* Brief:
Everything in the records must appear again exactly, except the images.

* Provided records:
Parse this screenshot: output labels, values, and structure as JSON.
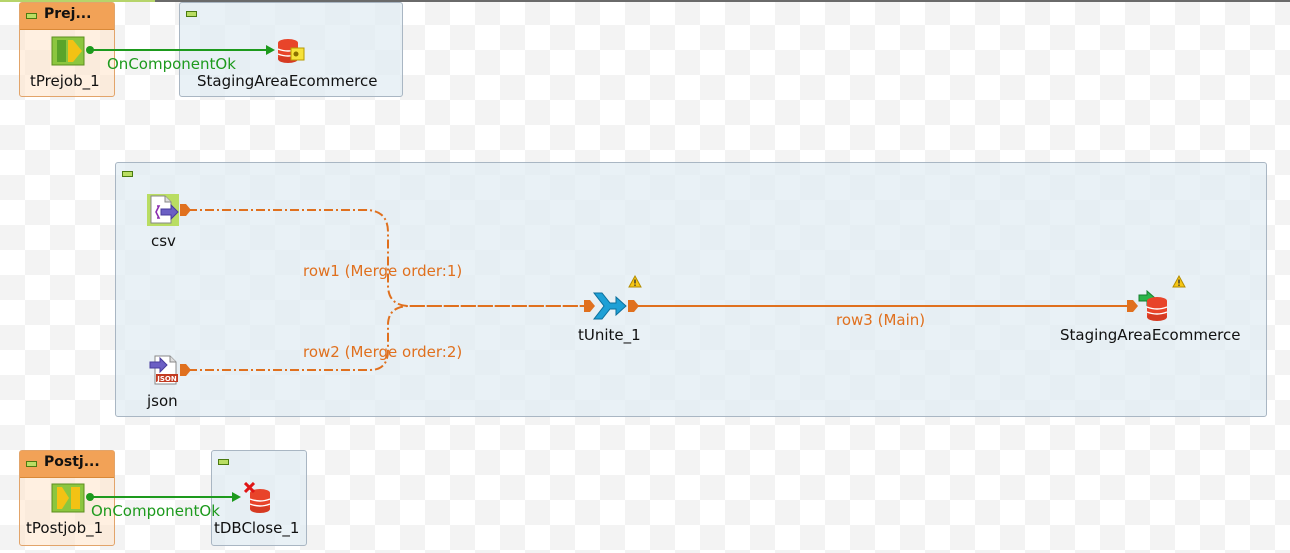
{
  "canvas": {
    "prejob": {
      "subjob_title": "Prej...",
      "component_label": "tPrejob_1",
      "target_label": "StagingAreaEcommerce",
      "link_label": "OnComponentOk"
    },
    "main_subjob": {
      "components": {
        "csv": "csv",
        "json": "json",
        "unite": "tUnite_1",
        "output": "StagingAreaEcommerce"
      },
      "links": {
        "row1": "row1 (Merge order:1)",
        "row2": "row2 (Merge order:2)",
        "row3": "row3 (Main)"
      }
    },
    "postjob": {
      "subjob_title": "Postj...",
      "component_label": "tPostjob_1",
      "target_label": "tDBClose_1",
      "link_label": "OnComponentOk"
    }
  },
  "colors": {
    "trigger_link": "#1d9a1d",
    "row_link": "#e0701e",
    "subjob_header": "#f2a257"
  },
  "icons": {
    "prejob": "prejob-icon",
    "db_connection": "db-connection-icon",
    "csv_input": "csv-input-icon",
    "json_input": "json-input-icon",
    "unite": "unite-icon",
    "db_output": "db-output-icon",
    "warning": "warning-icon",
    "postjob": "postjob-icon",
    "db_close": "db-close-icon"
  }
}
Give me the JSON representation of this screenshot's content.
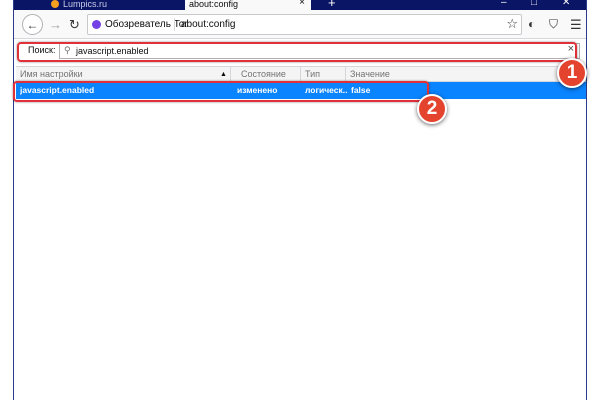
{
  "tabs": [
    {
      "label": "Lumpics.ru",
      "active": false
    },
    {
      "label": "about:config",
      "active": true
    }
  ],
  "toolbar": {
    "new_tab_icon": "+",
    "identity_label": "Обозреватель Tor",
    "url": "about:config"
  },
  "search": {
    "label": "Поиск:",
    "value": "javascript.enabled"
  },
  "table": {
    "columns": [
      "Имя настройки",
      "Состояние",
      "Тип",
      "Значение"
    ],
    "sort_column": "Имя настройки",
    "rows": [
      {
        "name": "javascript.enabled",
        "state": "изменено",
        "type": "логическ...",
        "value": "false",
        "selected": true
      }
    ]
  },
  "annotations": {
    "badge_1": "1",
    "badge_2": "2",
    "color": "#e0303a"
  },
  "colors": {
    "titlebar": "#0b1565",
    "selection": "#0a84ff",
    "tor_purple": "#7542e5"
  }
}
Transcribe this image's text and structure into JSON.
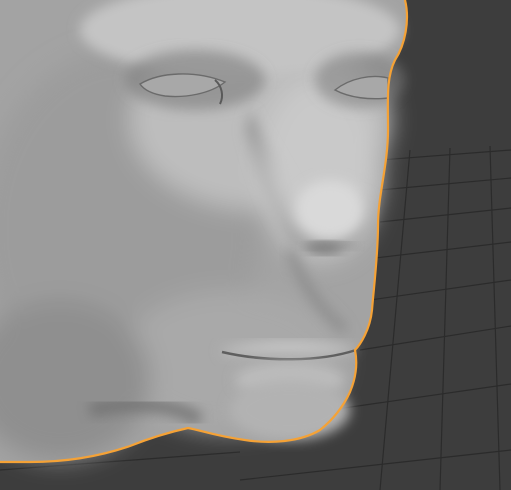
{
  "viewport": {
    "object_type": "head-mesh",
    "shading_mode": "solid",
    "overlays": [
      "floor-grid",
      "selection-outline"
    ],
    "selected": true
  },
  "colors": {
    "background": "#3d3d3d",
    "grid_line": "#2a2a2a",
    "grid_line_light": "#4a4a4a",
    "mesh_base": "#9a9a9a",
    "mesh_highlight": "#d6d6d6",
    "mesh_shadow": "#6a6a6a",
    "selection_outline": "#f5a236"
  }
}
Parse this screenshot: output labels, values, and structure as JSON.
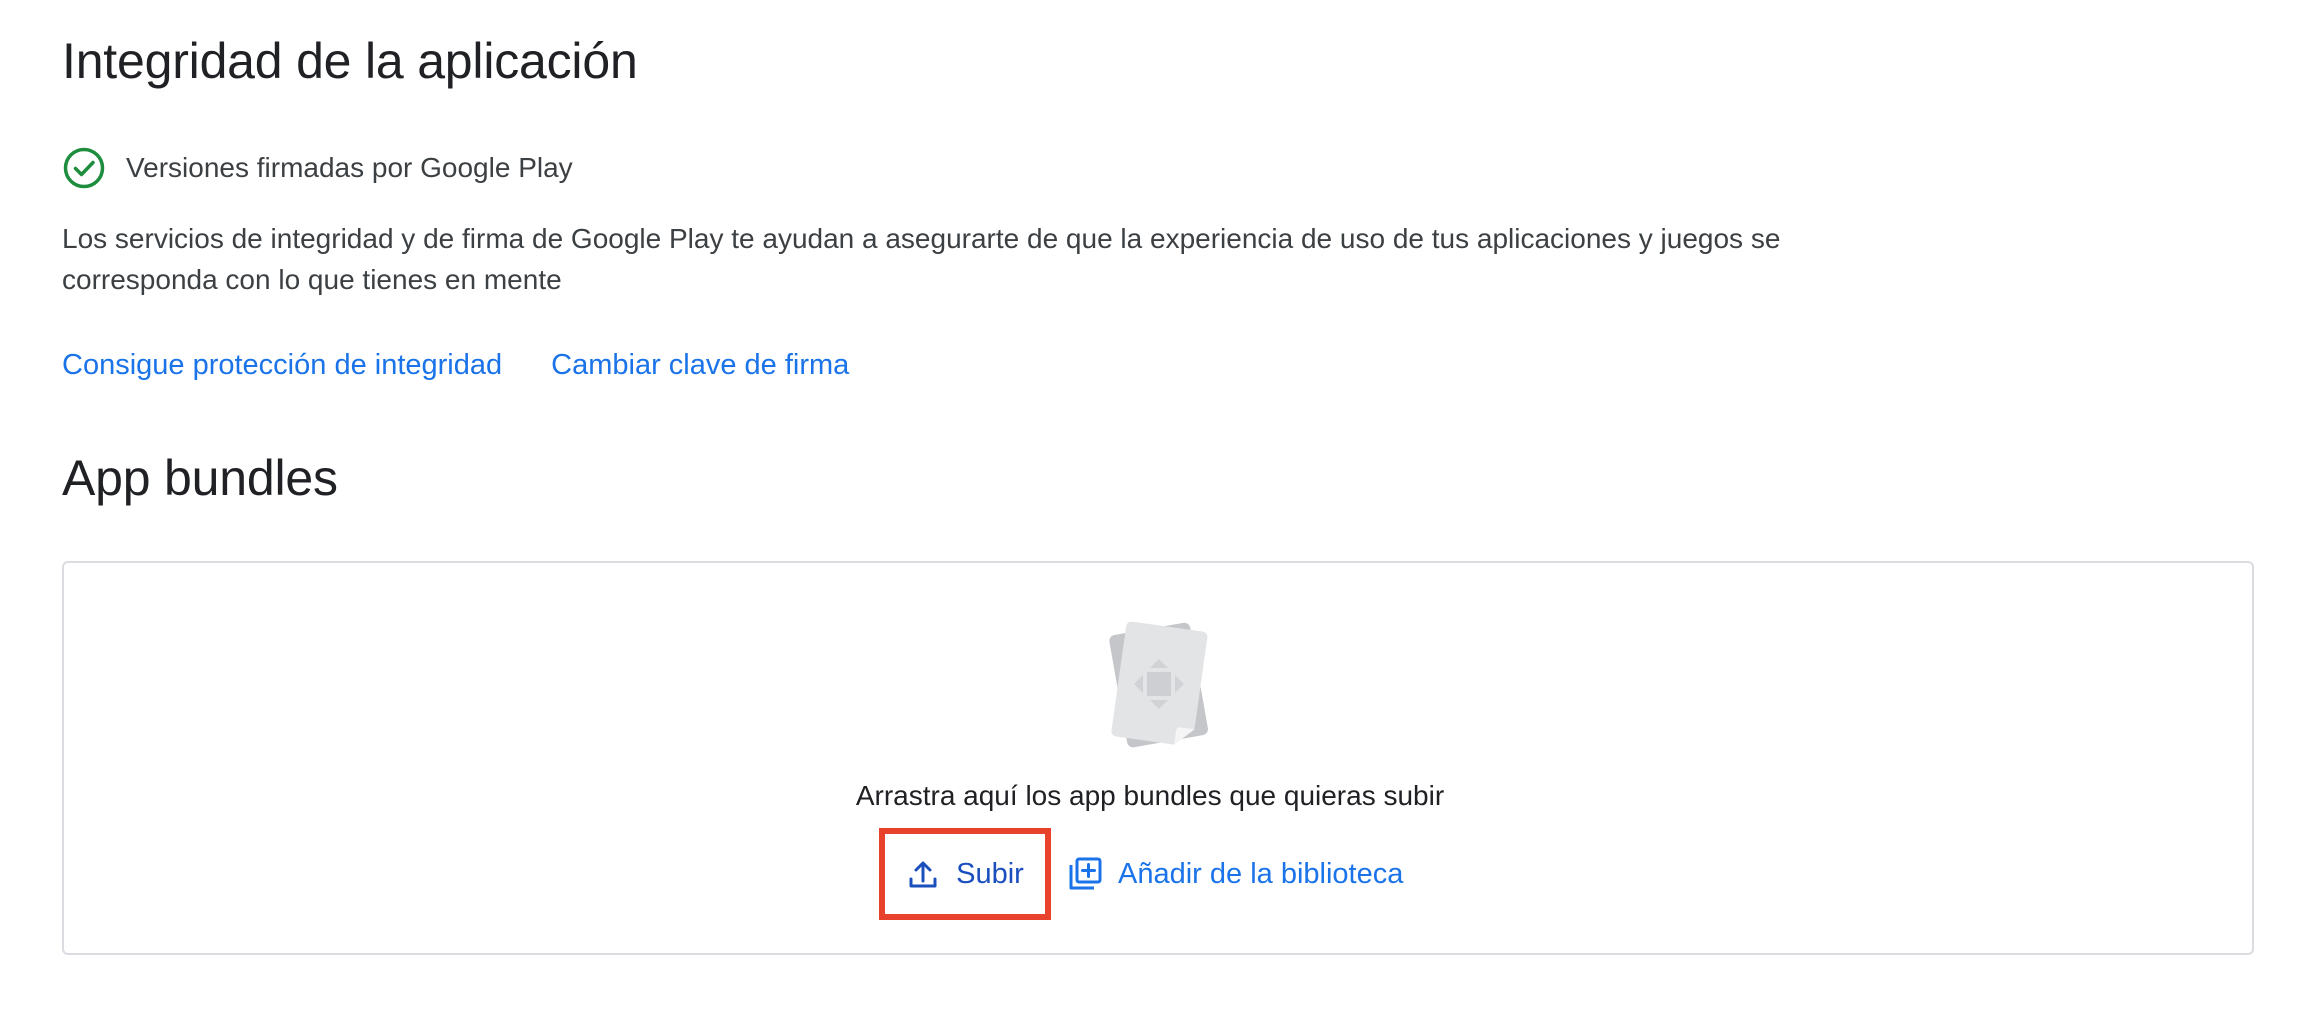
{
  "integrity": {
    "title": "Integridad de la aplicación",
    "status": {
      "icon": "check-circle-icon",
      "text": "Versiones firmadas por Google Play",
      "color": "#1e8e3e"
    },
    "description": "Los servicios de integridad y de firma de Google Play te ayudan a asegurarte de que la experiencia de uso de tus aplicaciones y juegos se corresponda con lo que tienes en mente",
    "links": {
      "protection": "Consigue protección de integridad",
      "change_key": "Cambiar clave de firma"
    }
  },
  "bundles": {
    "title": "App bundles",
    "dropzone": {
      "illustration": "app-bundle-file-icon",
      "text": "Arrastra aquí los app bundles que quieras subir",
      "upload_label": "Subir",
      "upload_icon": "upload-icon",
      "library_label": "Añadir de la biblioteca",
      "library_icon": "add-to-library-icon",
      "highlight_color": "#e8412c"
    }
  },
  "colors": {
    "link": "#1a73e8",
    "text": "#3c4043",
    "heading": "#202124",
    "border": "#dadce0"
  }
}
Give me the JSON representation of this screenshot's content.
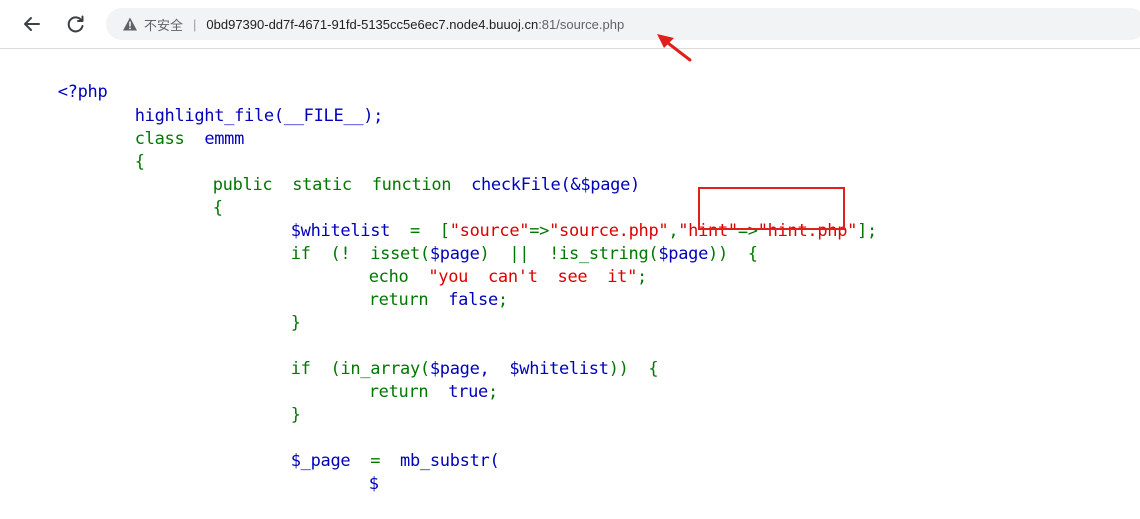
{
  "browser": {
    "security_label": "不安全",
    "separator": "|",
    "url_host": "0bd97390-dd7f-4671-91fd-5135cc5e6ec7.node4.buuoj.cn",
    "url_rest": ":81/source.php",
    "icons": {
      "back": "back-arrow-icon",
      "reload": "reload-icon",
      "warning": "warning-triangle-icon"
    }
  },
  "code": {
    "l1": "<?php",
    "l2_fn": "highlight_file(__FILE__);",
    "l3_kw": "class",
    "l3_name": "emmm",
    "l4": "{",
    "l5_mods": "public  static  function",
    "l5_sig": "checkFile(&$page)",
    "l6": "{",
    "l7_var": "$whitelist",
    "l7_op": "=  [",
    "l7_s1": "\"source\"",
    "l7_arrow1": "=>",
    "l7_s2": "\"source.php\"",
    "l7_comma": ",",
    "l7_s3": "\"hint\"",
    "l7_arrow2": "=>",
    "l7_s4": "\"hint.php\"",
    "l7_end": "];",
    "l8_if": "if  (!  isset(",
    "l8_page1": "$page",
    "l8_mid": ")  ||  !is_string(",
    "l8_page2": "$page",
    "l8_end": "))  {",
    "l9_echo": "echo",
    "l9_str": "\"you  can't  see  it\"",
    "l9_semi": ";",
    "l10_return": "return",
    "l10_val": "false",
    "l10_semi": ";",
    "l11": "}",
    "l13_if": "if  (in_array(",
    "l13_page": "$page,",
    "l13_wl": "$whitelist",
    "l13_end": "))  {",
    "l14_return": "return",
    "l14_val": "true",
    "l14_semi": ";",
    "l15": "}",
    "l17_var": "$_page",
    "l17_op": "=",
    "l17_fn": "mb_substr(",
    "l18_partial": "$"
  },
  "colors": {
    "keyword": "#007700",
    "variable": "#0000bb",
    "string": "#dd0000",
    "annotation": "#e0201a"
  }
}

* Task answer:
Parse this screenshot: output labels, values, and structure as JSON.
{
  "canvas": {
    "prejob": {
      "subjob_title": "Prej...",
      "component_label": "tPrejob_1",
      "target_label": "StagingAreaEcommerce",
      "link_label": "OnComponentOk"
    },
    "main_subjob": {
      "components": {
        "csv": "csv",
        "json": "json",
        "unite": "tUnite_1",
        "output": "StagingAreaEcommerce"
      },
      "links": {
        "row1": "row1 (Merge order:1)",
        "row2": "row2 (Merge order:2)",
        "row3": "row3 (Main)"
      }
    },
    "postjob": {
      "subjob_title": "Postj...",
      "component_label": "tPostjob_1",
      "target_label": "tDBClose_1",
      "link_label": "OnComponentOk"
    }
  },
  "colors": {
    "trigger_link": "#1d9a1d",
    "row_link": "#e0701e",
    "subjob_header": "#f2a257"
  },
  "icons": {
    "prejob": "prejob-icon",
    "db_connection": "db-connection-icon",
    "csv_input": "csv-input-icon",
    "json_input": "json-input-icon",
    "unite": "unite-icon",
    "db_output": "db-output-icon",
    "warning": "warning-icon",
    "postjob": "postjob-icon",
    "db_close": "db-close-icon"
  }
}
Give me the JSON representation of this screenshot's content.
{
  "tabs": [
    {
      "label": "Lumpics.ru",
      "active": false
    },
    {
      "label": "about:config",
      "active": true
    }
  ],
  "toolbar": {
    "new_tab_icon": "+",
    "identity_label": "Обозреватель Tor",
    "url": "about:config"
  },
  "search": {
    "label": "Поиск:",
    "value": "javascript.enabled"
  },
  "table": {
    "columns": [
      "Имя настройки",
      "Состояние",
      "Тип",
      "Значение"
    ],
    "sort_column": "Имя настройки",
    "rows": [
      {
        "name": "javascript.enabled",
        "state": "изменено",
        "type": "логическ...",
        "value": "false",
        "selected": true
      }
    ]
  },
  "annotations": {
    "badge_1": "1",
    "badge_2": "2",
    "color": "#e0303a"
  },
  "colors": {
    "titlebar": "#0b1565",
    "selection": "#0a84ff",
    "tor_purple": "#7542e5"
  }
}
Transcribe this image's text and structure into JSON.
{
  "viewport": {
    "object_type": "head-mesh",
    "shading_mode": "solid",
    "overlays": [
      "floor-grid",
      "selection-outline"
    ],
    "selected": true
  },
  "colors": {
    "background": "#3d3d3d",
    "grid_line": "#2a2a2a",
    "grid_line_light": "#4a4a4a",
    "mesh_base": "#9a9a9a",
    "mesh_highlight": "#d6d6d6",
    "mesh_shadow": "#6a6a6a",
    "selection_outline": "#f5a236"
  }
}
Parse this screenshot: output labels, values, and structure as JSON.
{
  "integrity": {
    "title": "Integridad de la aplicación",
    "status": {
      "icon": "check-circle-icon",
      "text": "Versiones firmadas por Google Play",
      "color": "#1e8e3e"
    },
    "description": "Los servicios de integridad y de firma de Google Play te ayudan a asegurarte de que la experiencia de uso de tus aplicaciones y juegos se corresponda con lo que tienes en mente",
    "links": {
      "protection": "Consigue protección de integridad",
      "change_key": "Cambiar clave de firma"
    }
  },
  "bundles": {
    "title": "App bundles",
    "dropzone": {
      "illustration": "app-bundle-file-icon",
      "text": "Arrastra aquí los app bundles que quieras subir",
      "upload_label": "Subir",
      "upload_icon": "upload-icon",
      "library_label": "Añadir de la biblioteca",
      "library_icon": "add-to-library-icon",
      "highlight_color": "#e8412c"
    }
  },
  "colors": {
    "link": "#1a73e8",
    "text": "#3c4043",
    "heading": "#202124",
    "border": "#dadce0"
  }
}
Give me the JSON representation of this screenshot's content.
{
  "browser": {
    "security_label": "不安全",
    "separator": "|",
    "url_host": "0bd97390-dd7f-4671-91fd-5135cc5e6ec7.node4.buuoj.cn",
    "url_rest": ":81/source.php",
    "icons": {
      "back": "back-arrow-icon",
      "reload": "reload-icon",
      "warning": "warning-triangle-icon"
    }
  },
  "code": {
    "l1": "<?php",
    "l2_fn": "highlight_file(__FILE__);",
    "l3_kw": "class",
    "l3_name": "emmm",
    "l4": "{",
    "l5_mods": "public  static  function",
    "l5_sig": "checkFile(&$page)",
    "l6": "{",
    "l7_var": "$whitelist",
    "l7_op": "=  [",
    "l7_s1": "\"source\"",
    "l7_arrow1": "=>",
    "l7_s2": "\"source.php\"",
    "l7_comma": ",",
    "l7_s3": "\"hint\"",
    "l7_arrow2": "=>",
    "l7_s4": "\"hint.php\"",
    "l7_end": "];",
    "l8_if": "if  (!  isset(",
    "l8_page1": "$page",
    "l8_mid": ")  ||  !is_string(",
    "l8_page2": "$page",
    "l8_end": "))  {",
    "l9_echo": "echo",
    "l9_str": "\"you  can't  see  it\"",
    "l9_semi": ";",
    "l10_return": "return",
    "l10_val": "false",
    "l10_semi": ";",
    "l11": "}",
    "l13_if": "if  (in_array(",
    "l13_page": "$page,",
    "l13_wl": "$whitelist",
    "l13_end": "))  {",
    "l14_return": "return",
    "l14_val": "true",
    "l14_semi": ";",
    "l15": "}",
    "l17_var": "$_page",
    "l17_op": "=",
    "l17_fn": "mb_substr(",
    "l18_partial": "$"
  },
  "colors": {
    "keyword": "#007700",
    "variable": "#0000bb",
    "string": "#dd0000",
    "annotation": "#e0201a"
  }
}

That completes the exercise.